If you can replicate this and provide an example document you should file a bug report.
Include the same document as Export to PDF.

That character does not exist in the fonts I checked: FontAwesome 5 Free Regular and Solid, KacstBook, KacstOffice, Pothana2000, Liberation Sans, Deja Vu Sans, Roboto, Noto Sans, Ubuntu, and Arial Unicode.
So LibreOffice is having to find this character in some font and do a replacement.

LibreOffice is looking for that character in other installed fonts.
On my system it found it in CormorantUpright-Light - an odd choice and a bit random.

In LibreOffice this replacement is annoyingly done with no indication/info to the user to see what has happened.
The only way to see the actual fonts being used is to Export to PDF and then examine the PDF Text Properties.
That is how I can see my replacement font is CormorantUpright-Light on that character.

You can also get an idea of what is happening by copying the characters from the PDF into a Unicode tool.
Such as: http://babelstone.co.uk/Unicode/whatisit.html
Then you may be able to see what hidden characters also are present.

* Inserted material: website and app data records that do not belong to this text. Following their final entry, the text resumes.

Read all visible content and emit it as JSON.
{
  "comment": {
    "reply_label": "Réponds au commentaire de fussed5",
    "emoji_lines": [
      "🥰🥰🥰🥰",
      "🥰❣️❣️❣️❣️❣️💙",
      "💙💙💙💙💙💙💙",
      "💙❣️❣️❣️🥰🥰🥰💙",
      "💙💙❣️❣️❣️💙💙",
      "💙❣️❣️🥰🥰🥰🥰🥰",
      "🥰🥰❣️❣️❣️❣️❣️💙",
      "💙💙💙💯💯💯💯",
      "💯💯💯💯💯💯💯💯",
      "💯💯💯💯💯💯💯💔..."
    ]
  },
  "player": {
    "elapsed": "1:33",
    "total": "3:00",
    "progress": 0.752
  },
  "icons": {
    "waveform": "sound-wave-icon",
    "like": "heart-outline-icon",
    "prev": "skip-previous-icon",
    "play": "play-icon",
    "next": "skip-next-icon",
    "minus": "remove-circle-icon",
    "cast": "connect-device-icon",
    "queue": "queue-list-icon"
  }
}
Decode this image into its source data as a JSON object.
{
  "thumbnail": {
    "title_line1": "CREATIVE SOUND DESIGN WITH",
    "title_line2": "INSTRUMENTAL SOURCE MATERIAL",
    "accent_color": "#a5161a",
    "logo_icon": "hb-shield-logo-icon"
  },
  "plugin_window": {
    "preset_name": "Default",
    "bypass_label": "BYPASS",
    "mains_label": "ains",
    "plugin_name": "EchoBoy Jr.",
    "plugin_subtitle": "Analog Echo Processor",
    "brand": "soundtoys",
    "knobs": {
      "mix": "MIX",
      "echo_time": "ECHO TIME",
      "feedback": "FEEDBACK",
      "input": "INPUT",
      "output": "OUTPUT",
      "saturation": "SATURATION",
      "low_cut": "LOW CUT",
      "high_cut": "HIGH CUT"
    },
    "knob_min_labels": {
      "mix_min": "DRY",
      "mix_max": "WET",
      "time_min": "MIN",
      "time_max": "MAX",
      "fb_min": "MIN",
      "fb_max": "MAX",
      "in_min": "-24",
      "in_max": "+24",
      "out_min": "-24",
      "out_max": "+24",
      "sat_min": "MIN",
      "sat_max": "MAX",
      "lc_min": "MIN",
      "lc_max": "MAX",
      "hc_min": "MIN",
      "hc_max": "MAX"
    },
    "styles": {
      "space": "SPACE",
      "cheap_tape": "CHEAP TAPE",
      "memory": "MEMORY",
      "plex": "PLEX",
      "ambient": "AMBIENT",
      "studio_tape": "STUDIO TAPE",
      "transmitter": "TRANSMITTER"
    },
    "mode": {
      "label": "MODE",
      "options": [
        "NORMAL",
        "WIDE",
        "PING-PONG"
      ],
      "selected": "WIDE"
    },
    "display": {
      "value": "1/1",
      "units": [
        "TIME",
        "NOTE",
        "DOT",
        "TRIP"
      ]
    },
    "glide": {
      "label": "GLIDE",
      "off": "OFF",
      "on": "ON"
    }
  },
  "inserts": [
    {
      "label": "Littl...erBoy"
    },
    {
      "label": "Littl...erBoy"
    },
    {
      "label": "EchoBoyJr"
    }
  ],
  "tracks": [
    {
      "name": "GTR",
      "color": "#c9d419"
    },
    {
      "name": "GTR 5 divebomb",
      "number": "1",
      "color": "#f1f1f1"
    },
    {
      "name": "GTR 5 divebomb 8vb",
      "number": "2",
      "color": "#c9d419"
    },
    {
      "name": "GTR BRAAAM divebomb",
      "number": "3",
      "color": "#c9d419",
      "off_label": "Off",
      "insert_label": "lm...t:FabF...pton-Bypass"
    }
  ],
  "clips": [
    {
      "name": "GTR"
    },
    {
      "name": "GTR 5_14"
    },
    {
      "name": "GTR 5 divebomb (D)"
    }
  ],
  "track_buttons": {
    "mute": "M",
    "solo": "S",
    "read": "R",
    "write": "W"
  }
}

You may want to use the Insert Special Characters dialog to pick that character from a font which actually has that character thereby avoiding LibreOffice doing the replacement (which could be the problem).
That may avoid the issue as a workaround.


Created a bug report here: https://bugs.documentfoundation.org/show_bug.cgi?id=131691

Entering a Unicode point +u 2b1b or LibreOffice’s own U+2b1b +x toggle will depend on os/DE provided method of finding a glyph to use when the paragraph font does not include coverage of the Unicode point selected. And having made that font change–the os/DE is responsible for returning control of the font to the program in use. If multiple characters are in the wrong font after font fallback that is not a LibreOffice issue, rather is os/DE. LibreOffice provides the Special Character dialog to make such selections, from fonts that specifically include the glyph for the codepoint.

Do you really think the font is changed? Please check the various drop-down menus in the toolbar to verify the font and font size remain the same.

It is likely that your black square symbol comes from a dingbats font. Dingbats font usually have a wider linespacing than “ordinary” font. When mixing characters from fonts with non equal properties, the largest property is used so that characters on current line do not “collide” with preceding line, thus creating a wider inter-line spacing, giving the illusion that font size was enlarged.

See: https://bugs.documentfoundation.org/show_bug.cgi?id=131691